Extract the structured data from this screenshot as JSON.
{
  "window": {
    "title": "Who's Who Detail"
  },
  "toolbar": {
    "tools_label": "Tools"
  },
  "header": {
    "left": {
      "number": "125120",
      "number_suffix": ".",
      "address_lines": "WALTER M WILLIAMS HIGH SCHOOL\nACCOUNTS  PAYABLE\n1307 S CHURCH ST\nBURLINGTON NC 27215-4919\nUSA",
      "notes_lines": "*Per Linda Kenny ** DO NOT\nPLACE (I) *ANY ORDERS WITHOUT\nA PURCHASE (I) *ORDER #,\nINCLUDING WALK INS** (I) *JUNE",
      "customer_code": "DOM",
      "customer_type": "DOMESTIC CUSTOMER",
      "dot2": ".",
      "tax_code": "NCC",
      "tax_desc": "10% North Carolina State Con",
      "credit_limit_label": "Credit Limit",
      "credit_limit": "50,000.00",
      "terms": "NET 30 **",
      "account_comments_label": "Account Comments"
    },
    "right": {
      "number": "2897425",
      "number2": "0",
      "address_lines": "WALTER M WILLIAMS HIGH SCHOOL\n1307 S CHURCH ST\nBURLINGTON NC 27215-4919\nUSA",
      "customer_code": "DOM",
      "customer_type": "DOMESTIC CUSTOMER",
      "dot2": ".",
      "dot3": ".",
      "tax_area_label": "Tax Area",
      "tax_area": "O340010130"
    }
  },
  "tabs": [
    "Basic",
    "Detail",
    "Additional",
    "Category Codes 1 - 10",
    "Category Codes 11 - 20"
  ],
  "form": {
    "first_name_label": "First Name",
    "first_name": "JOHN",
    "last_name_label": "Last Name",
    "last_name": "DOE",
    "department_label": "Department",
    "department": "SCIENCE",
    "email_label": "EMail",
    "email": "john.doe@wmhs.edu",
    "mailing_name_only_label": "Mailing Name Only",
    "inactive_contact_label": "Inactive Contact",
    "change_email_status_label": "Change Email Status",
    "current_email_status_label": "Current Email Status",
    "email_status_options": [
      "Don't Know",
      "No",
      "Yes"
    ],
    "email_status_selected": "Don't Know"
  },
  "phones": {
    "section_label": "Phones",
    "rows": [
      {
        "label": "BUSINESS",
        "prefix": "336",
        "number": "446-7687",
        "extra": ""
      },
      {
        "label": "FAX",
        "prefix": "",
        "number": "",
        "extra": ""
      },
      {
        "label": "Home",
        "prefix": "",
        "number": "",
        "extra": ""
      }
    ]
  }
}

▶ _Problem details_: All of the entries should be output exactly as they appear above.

▶ _Reply to the exercise_:
Extract the structured data from this screenshot as JSON.
{
  "window": {
    "title": "Who's Who Detail"
  },
  "toolbar": {
    "tools_label": "Tools"
  },
  "header": {
    "left": {
      "number": "125120",
      "number_suffix": ".",
      "address_lines": "WALTER M WILLIAMS HIGH SCHOOL\nACCOUNTS  PAYABLE\n1307 S CHURCH ST\nBURLINGTON NC 27215-4919\nUSA",
      "notes_lines": "*Per Linda Kenny ** DO NOT\nPLACE (I) *ANY ORDERS WITHOUT\nA PURCHASE (I) *ORDER #,\nINCLUDING WALK INS** (I) *JUNE",
      "customer_code": "DOM",
      "customer_type": "DOMESTIC CUSTOMER",
      "dot2": ".",
      "tax_code": "NCC",
      "tax_desc": "10% North Carolina State Con",
      "credit_limit_label": "Credit Limit",
      "credit_limit": "50,000.00",
      "terms": "NET 30 **",
      "account_comments_label": "Account Comments"
    },
    "right": {
      "number": "2897425",
      "number2": "0",
      "address_lines": "WALTER M WILLIAMS HIGH SCHOOL\n1307 S CHURCH ST\nBURLINGTON NC 27215-4919\nUSA",
      "customer_code": "DOM",
      "customer_type": "DOMESTIC CUSTOMER",
      "dot2": ".",
      "dot3": ".",
      "tax_area_label": "Tax Area",
      "tax_area": "O340010130"
    }
  },
  "tabs": [
    "Basic",
    "Detail",
    "Additional",
    "Category Codes 1 - 10",
    "Category Codes 11 - 20"
  ],
  "form": {
    "first_name_label": "First Name",
    "first_name": "JOHN",
    "last_name_label": "Last Name",
    "last_name": "DOE",
    "department_label": "Department",
    "department": "SCIENCE",
    "email_label": "EMail",
    "email": "john.doe@wmhs.edu",
    "mailing_name_only_label": "Mailing Name Only",
    "inactive_contact_label": "Inactive Contact",
    "change_email_status_label": "Change Email Status",
    "current_email_status_label": "Current Email Status",
    "email_status_options": [
      "Don't Know",
      "No",
      "Yes"
    ],
    "email_status_selected": "Don't Know"
  },
  "phones": {
    "section_label": "Phones",
    "rows": [
      {
        "label": "BUSINESS",
        "prefix": "336",
        "number": "446-7687",
        "extra": ""
      },
      {
        "label": "FAX",
        "prefix": "",
        "number": "",
        "extra": ""
      },
      {
        "label": "Home",
        "prefix": "",
        "number": "",
        "extra": ""
      }
    ]
  }
}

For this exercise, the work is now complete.